2005 Salt Lake City Annual Meeting (October 16–19, 2005)

Paper No. 43
Presentation Time: 1:30 PM-5:30 PM


JENKINS, Patricia and CUSTER, Stephan, Department of Earth Sciences, Montana State University, 200 Traphagan Hall, Bozeman, MT 59717, pjenkins@montana.edu

Processes responsible for the formation of anabranching river systems are poorly understood. The Yellowstone River, Montana, is a major undammed and extensively anabranched river. There are over 800 km of anabranched channel, ranging from one to 11 channels per reach. Current literature, identifies at least seven variables that may influence anabranch river character: tributary junction, bedrock, channel slope, vegetation, sediment pulse, debris/ice jam, and tectonism. Several of these variables have been analyzed for the lower Yellowstone River using aerial infrared photographs, topographic maps and field surveys.

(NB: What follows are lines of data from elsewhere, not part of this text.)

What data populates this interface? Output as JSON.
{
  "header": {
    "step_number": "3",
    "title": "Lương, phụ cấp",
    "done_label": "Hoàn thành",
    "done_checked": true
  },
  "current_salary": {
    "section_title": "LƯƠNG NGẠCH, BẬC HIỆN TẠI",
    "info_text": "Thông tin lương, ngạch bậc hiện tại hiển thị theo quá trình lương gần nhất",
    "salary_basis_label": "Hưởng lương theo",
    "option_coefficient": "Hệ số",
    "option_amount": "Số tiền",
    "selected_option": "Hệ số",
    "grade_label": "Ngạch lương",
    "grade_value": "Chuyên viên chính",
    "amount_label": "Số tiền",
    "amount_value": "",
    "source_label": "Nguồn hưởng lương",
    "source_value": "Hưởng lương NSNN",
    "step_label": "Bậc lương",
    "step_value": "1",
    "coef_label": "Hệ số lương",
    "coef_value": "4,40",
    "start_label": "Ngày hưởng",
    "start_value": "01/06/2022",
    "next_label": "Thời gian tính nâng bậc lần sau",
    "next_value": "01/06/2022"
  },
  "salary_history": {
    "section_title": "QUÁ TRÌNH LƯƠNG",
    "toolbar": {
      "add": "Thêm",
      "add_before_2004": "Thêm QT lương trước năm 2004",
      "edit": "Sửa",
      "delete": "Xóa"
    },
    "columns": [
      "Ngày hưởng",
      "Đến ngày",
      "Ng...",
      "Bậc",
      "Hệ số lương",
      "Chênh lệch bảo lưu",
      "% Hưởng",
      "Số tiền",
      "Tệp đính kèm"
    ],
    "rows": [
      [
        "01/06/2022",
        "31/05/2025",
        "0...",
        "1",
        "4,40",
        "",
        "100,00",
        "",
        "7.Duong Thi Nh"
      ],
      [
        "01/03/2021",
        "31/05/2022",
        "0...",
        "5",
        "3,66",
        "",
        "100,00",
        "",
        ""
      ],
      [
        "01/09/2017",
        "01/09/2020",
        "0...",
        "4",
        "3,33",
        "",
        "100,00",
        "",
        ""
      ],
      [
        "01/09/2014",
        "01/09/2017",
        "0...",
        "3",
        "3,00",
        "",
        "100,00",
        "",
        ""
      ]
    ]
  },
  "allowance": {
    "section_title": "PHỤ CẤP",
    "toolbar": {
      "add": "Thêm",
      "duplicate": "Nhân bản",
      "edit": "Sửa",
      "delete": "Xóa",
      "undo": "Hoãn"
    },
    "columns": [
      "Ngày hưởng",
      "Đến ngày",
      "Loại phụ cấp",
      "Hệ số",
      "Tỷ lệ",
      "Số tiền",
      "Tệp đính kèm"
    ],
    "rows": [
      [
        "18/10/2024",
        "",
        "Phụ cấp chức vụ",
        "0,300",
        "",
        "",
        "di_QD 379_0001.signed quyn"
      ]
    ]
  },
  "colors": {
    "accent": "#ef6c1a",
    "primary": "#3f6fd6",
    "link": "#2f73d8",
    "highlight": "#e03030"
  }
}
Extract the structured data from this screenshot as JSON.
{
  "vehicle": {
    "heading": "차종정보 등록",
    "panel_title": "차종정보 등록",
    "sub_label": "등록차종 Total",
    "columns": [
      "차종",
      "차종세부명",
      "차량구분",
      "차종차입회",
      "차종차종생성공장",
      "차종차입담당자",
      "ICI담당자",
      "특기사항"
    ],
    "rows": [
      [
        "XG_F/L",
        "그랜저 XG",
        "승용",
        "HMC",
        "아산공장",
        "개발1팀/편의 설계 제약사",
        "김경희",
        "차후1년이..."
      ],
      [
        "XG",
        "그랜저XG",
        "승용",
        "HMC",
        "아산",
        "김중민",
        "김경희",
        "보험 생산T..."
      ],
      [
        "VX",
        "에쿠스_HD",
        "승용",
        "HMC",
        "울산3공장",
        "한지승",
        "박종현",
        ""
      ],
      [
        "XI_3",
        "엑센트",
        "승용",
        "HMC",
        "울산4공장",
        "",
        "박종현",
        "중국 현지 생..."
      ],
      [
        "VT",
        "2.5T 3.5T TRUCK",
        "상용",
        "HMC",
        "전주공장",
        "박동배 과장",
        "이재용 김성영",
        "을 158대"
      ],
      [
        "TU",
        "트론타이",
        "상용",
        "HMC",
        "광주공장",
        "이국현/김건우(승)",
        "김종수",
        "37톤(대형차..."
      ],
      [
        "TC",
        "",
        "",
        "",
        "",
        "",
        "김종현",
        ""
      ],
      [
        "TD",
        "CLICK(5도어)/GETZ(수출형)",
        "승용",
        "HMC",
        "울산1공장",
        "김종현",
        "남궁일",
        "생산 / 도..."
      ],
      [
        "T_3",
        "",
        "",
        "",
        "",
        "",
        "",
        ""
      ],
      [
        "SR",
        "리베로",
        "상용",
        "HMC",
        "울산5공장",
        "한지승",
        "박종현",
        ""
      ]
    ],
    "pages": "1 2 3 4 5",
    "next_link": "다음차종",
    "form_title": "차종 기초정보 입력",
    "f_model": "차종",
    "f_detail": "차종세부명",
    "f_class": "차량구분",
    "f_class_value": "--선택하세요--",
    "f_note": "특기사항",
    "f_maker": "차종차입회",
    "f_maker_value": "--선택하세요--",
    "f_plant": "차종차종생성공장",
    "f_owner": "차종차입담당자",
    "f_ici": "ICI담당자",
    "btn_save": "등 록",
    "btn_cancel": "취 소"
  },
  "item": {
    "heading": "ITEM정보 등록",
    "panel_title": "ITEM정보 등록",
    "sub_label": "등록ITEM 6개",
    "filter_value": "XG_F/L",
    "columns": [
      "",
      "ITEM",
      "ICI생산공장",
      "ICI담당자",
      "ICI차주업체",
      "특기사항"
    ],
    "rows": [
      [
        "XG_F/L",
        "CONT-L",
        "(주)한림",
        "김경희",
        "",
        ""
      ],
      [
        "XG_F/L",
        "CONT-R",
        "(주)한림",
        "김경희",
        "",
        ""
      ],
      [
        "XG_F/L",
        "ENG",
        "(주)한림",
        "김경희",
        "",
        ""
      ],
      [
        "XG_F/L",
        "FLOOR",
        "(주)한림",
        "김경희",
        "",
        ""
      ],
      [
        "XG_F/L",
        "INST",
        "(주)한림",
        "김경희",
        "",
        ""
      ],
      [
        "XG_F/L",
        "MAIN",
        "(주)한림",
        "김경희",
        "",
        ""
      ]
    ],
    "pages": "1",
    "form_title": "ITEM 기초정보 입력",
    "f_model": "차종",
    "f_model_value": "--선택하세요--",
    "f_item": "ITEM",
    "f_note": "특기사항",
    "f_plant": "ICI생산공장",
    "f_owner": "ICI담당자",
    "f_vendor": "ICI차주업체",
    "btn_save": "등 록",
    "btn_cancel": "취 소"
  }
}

Specifically, the relationships between anabranch character and tributary junction, bedrock geology, valley width and channel slope were analyzed at 0.5-1km intervals along the lower 770km reach. The literature suggests a relationship between tributary junctions and number of anabranches. No such relationship is found on the lower Yellowstone River. The literature suggests that a change from resistant to erosive substrate leads to an increase in the number of anabranches. Valley width is highly correlated with bedrock geology at a coarse scale and neither appear to have a perceptible control on number of anabranches; however, more detailed stratigraphic analysis is planned. Similarly, initial analysis of channel slope on 1:24,000 topographic maps with 20ft contours shows no correlation with anabranch character, however more detailed analyses are underway.